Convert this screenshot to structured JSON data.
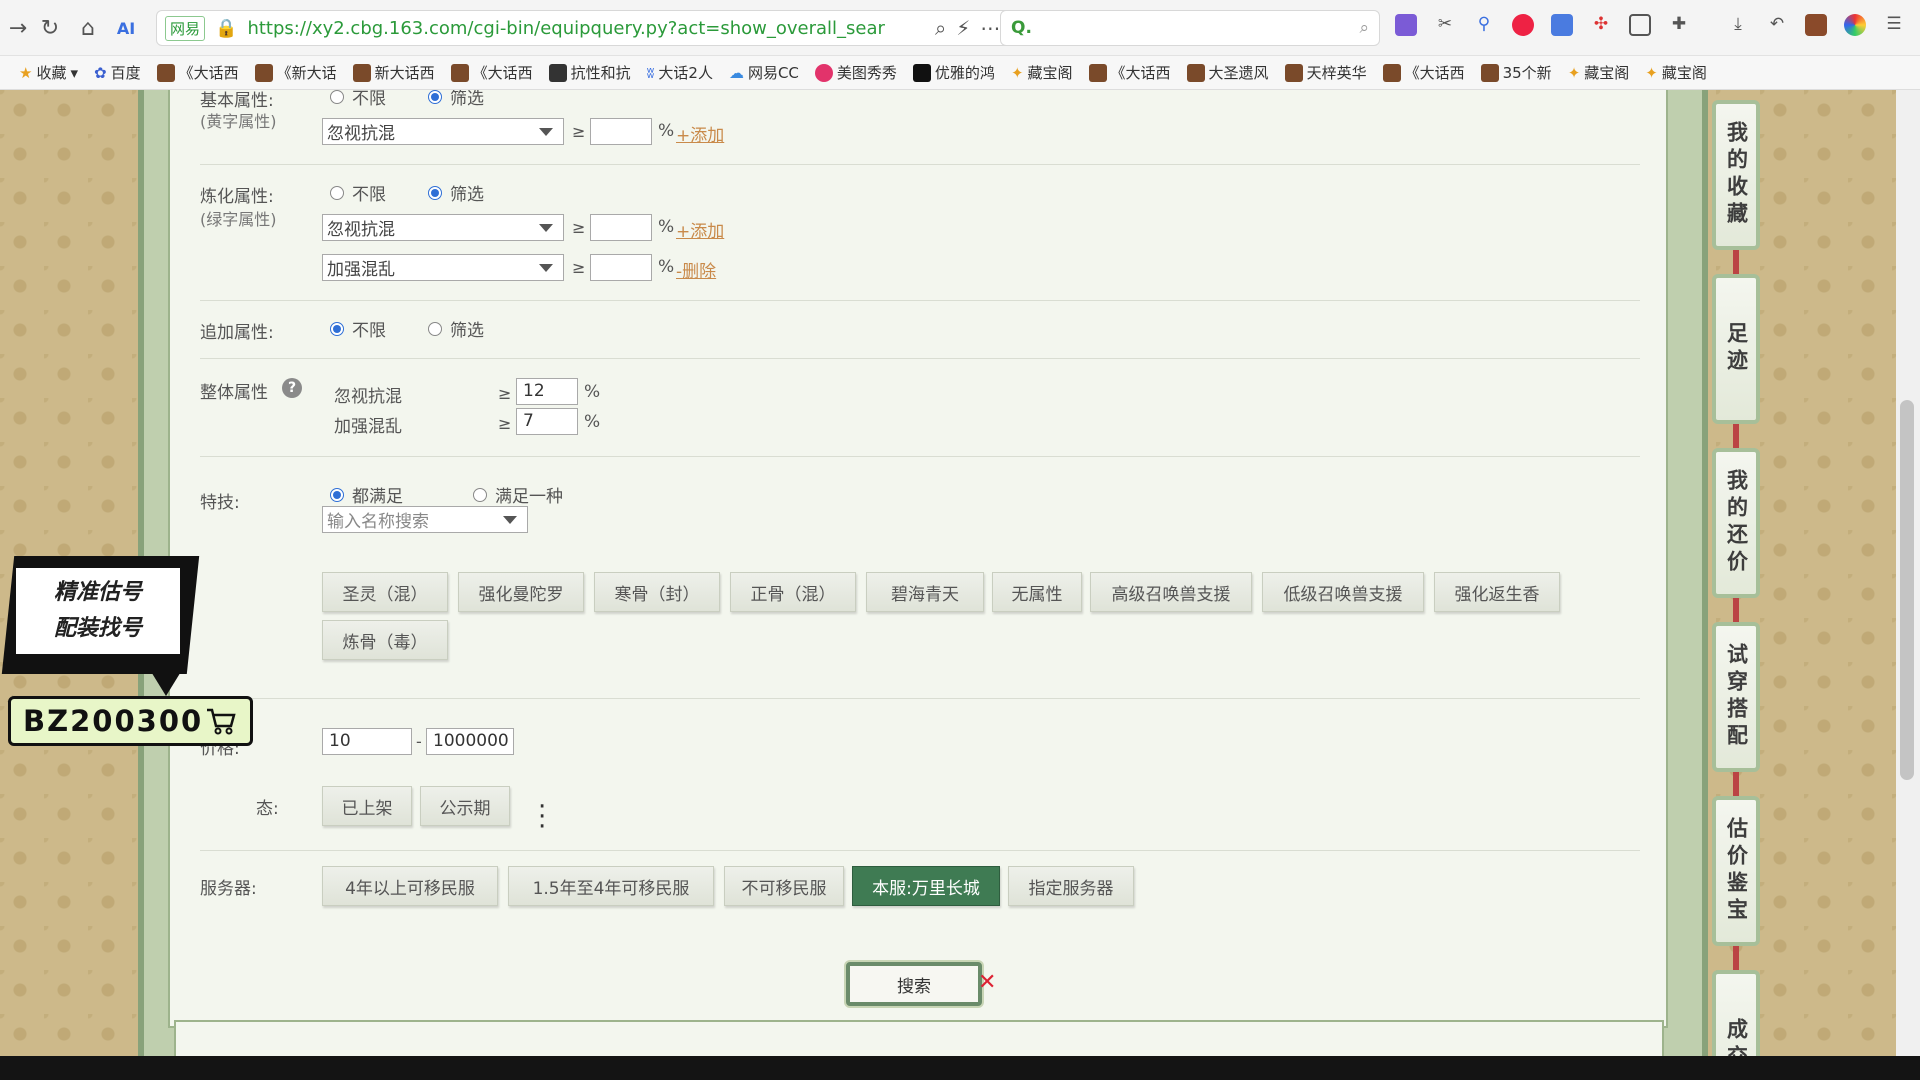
{
  "browser": {
    "url": "https://xy2.cbg.163.com/cgi-bin/equipquery.py?act=show_overall_sear",
    "site_badge": "网易",
    "search_placeholder": "Q.",
    "bookmarks": [
      "收藏",
      "百度",
      "《大话西",
      "《新大话",
      "新大话西",
      "《大话西",
      "抗性和抗",
      "大话2人",
      "网易CC",
      "美图秀秀",
      "优雅的鸿",
      "藏宝阁",
      "《大话西",
      "大圣遗风",
      "天梓英华",
      "《大话西",
      "35个新",
      "藏宝阁",
      "藏宝阁"
    ]
  },
  "form": {
    "basic": {
      "label": "基本属性:",
      "sublabel": "(黄字属性)",
      "opt_any": "不限",
      "opt_filter": "筛选",
      "select_value": "忽视抗混",
      "ge": "≥",
      "pct": "%",
      "add_link": "+添加"
    },
    "refine": {
      "label": "炼化属性:",
      "sublabel": "(绿字属性)",
      "opt_any": "不限",
      "opt_filter": "筛选",
      "select1_value": "忽视抗混",
      "select2_value": "加强混乱",
      "ge": "≥",
      "pct": "%",
      "add_link": "+添加",
      "delete_link": "-删除"
    },
    "extra": {
      "label": "追加属性:",
      "opt_any": "不限",
      "opt_filter": "筛选"
    },
    "overall": {
      "label": "整体属性",
      "help": "?",
      "rows": [
        {
          "name": "忽视抗混",
          "ge": "≥",
          "value": "12",
          "pct": "%"
        },
        {
          "name": "加强混乱",
          "ge": "≥",
          "value": "7",
          "pct": "%"
        }
      ]
    },
    "skill": {
      "label": "特技:",
      "opt_all": "都满足",
      "opt_one": "满足一种",
      "search_placeholder": "输入名称搜索",
      "tags": [
        "圣灵（混）",
        "强化曼陀罗",
        "寒骨（封）",
        "正骨（混）",
        "碧海青天",
        "无属性",
        "高级召唤兽支援",
        "低级召唤兽支援",
        "强化返生香",
        "炼骨（毒）"
      ]
    },
    "price": {
      "label": "价格:",
      "min": "10",
      "sep": "-",
      "max": "1000000"
    },
    "status": {
      "label_partial": "态:",
      "buttons": [
        "已上架",
        "公示期"
      ]
    },
    "server": {
      "label": "服务器:",
      "buttons": [
        "4年以上可移民服",
        "1.5年至4年可移民服",
        "不可移民服",
        "本服:万里长城",
        "指定服务器"
      ],
      "active": "本服:万里长城"
    },
    "search_button": "搜索"
  },
  "side_nav": [
    "我的收藏",
    "足迹",
    "我的还价",
    "试穿搭配",
    "估价鉴宝",
    "成交"
  ],
  "promo": {
    "line1": "精准估号",
    "line2": "配装找号",
    "code": "BZ200300"
  },
  "colors": {
    "active_green": "#3f7b53",
    "link": "#c98a4a",
    "url_green": "#2b9a3a"
  }
}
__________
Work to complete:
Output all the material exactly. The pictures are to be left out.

Solution below:
Convert this screenshot to structured JSON data.
{
  "browser": {
    "url": "https://xy2.cbg.163.com/cgi-bin/equipquery.py?act=show_overall_sear",
    "site_badge": "网易",
    "search_placeholder": "Q.",
    "bookmarks": [
      "收藏",
      "百度",
      "《大话西",
      "《新大话",
      "新大话西",
      "《大话西",
      "抗性和抗",
      "大话2人",
      "网易CC",
      "美图秀秀",
      "优雅的鸿",
      "藏宝阁",
      "《大话西",
      "大圣遗风",
      "天梓英华",
      "《大话西",
      "35个新",
      "藏宝阁",
      "藏宝阁"
    ]
  },
  "form": {
    "basic": {
      "label": "基本属性:",
      "sublabel": "(黄字属性)",
      "opt_any": "不限",
      "opt_filter": "筛选",
      "select_value": "忽视抗混",
      "ge": "≥",
      "pct": "%",
      "add_link": "+添加"
    },
    "refine": {
      "label": "炼化属性:",
      "sublabel": "(绿字属性)",
      "opt_any": "不限",
      "opt_filter": "筛选",
      "select1_value": "忽视抗混",
      "select2_value": "加强混乱",
      "ge": "≥",
      "pct": "%",
      "add_link": "+添加",
      "delete_link": "-删除"
    },
    "extra": {
      "label": "追加属性:",
      "opt_any": "不限",
      "opt_filter": "筛选"
    },
    "overall": {
      "label": "整体属性",
      "help": "?",
      "rows": [
        {
          "name": "忽视抗混",
          "ge": "≥",
          "value": "12",
          "pct": "%"
        },
        {
          "name": "加强混乱",
          "ge": "≥",
          "value": "7",
          "pct": "%"
        }
      ]
    },
    "skill": {
      "label": "特技:",
      "opt_all": "都满足",
      "opt_one": "满足一种",
      "search_placeholder": "输入名称搜索",
      "tags": [
        "圣灵（混）",
        "强化曼陀罗",
        "寒骨（封）",
        "正骨（混）",
        "碧海青天",
        "无属性",
        "高级召唤兽支援",
        "低级召唤兽支援",
        "强化返生香",
        "炼骨（毒）"
      ]
    },
    "price": {
      "label": "价格:",
      "min": "10",
      "sep": "-",
      "max": "1000000"
    },
    "status": {
      "label_partial": "态:",
      "buttons": [
        "已上架",
        "公示期"
      ]
    },
    "server": {
      "label": "服务器:",
      "buttons": [
        "4年以上可移民服",
        "1.5年至4年可移民服",
        "不可移民服",
        "本服:万里长城",
        "指定服务器"
      ],
      "active": "本服:万里长城"
    },
    "search_button": "搜索"
  },
  "side_nav": [
    "我的收藏",
    "足迹",
    "我的还价",
    "试穿搭配",
    "估价鉴宝",
    "成交"
  ],
  "promo": {
    "line1": "精准估号",
    "line2": "配装找号",
    "code": "BZ200300"
  },
  "colors": {
    "active_green": "#3f7b53",
    "link": "#c98a4a",
    "url_green": "#2b9a3a"
  }
}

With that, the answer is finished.